Sen. Petersen also lost his primary bid in June to Saddam Salim, a first-generation immigrant and political activist. 

No matter the results of the upcoming elections, the debate around data centers in the commonwealth isn’t going away anytime soon. 

Aside from Digital Gateway, Amazon Web Services and Gov. Glenn Youngkin announced earlier this year plans to invest $35 billion to expand Amazon’s data center footprint in the state by 2040, in a move drawing resistance from critics who say that the tech giant was already fumbling on its green energy commitments. 

Amazon officially opened its second headquarters in Arlington in June, which it said will be one of the most environmentally-friendly developments in the region.

Virginia-based developer Stanley Martin also hopes to build approximately 4.2 million square feet of new data centers in Prince William County, via another controversial project dubbed Devlin Technology Park. Yet back in March, the company deferred a vote on its rezoning requests for the project indefinitely, according to Bristow Beat.

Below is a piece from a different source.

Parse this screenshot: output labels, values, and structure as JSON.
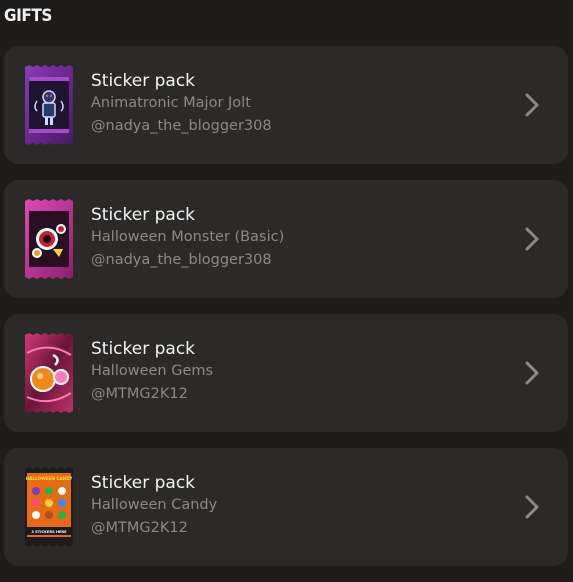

Phil Abraham, legislative counsel for the Virginia Association for Commercial Real Estate (VACRE), said that the upcoming election is important on the state level, as it will determine which party has control of the legislative bodies. Republicans narrowly control the House of Delegates, as well as the governorship, while Democrats narrowly control the state Senate.

The entire state General Assembly, with its 100 House seats and 40 Senate seats, is up for grabs this year.

“There’s going to be a huge turnover of seats and committee leadership in the General Assembly this year because of primary results and retirements,” Abraham said. “But control of both houses is going to be close. I’d be stunned if there was more than a three-vote majority in the House and two in the Senate.”

Yet the fate of future data center development in the state does not necessarily fall on party lines. Although Democrats are generally considered pro-environment, and Republicans are considered pro-business, Abraham and Miller said that support for the facilities in Virginia is often based on locality rather than party affiliation.

Nick Trombola can be reached at NTrombola@commercialobserver.com.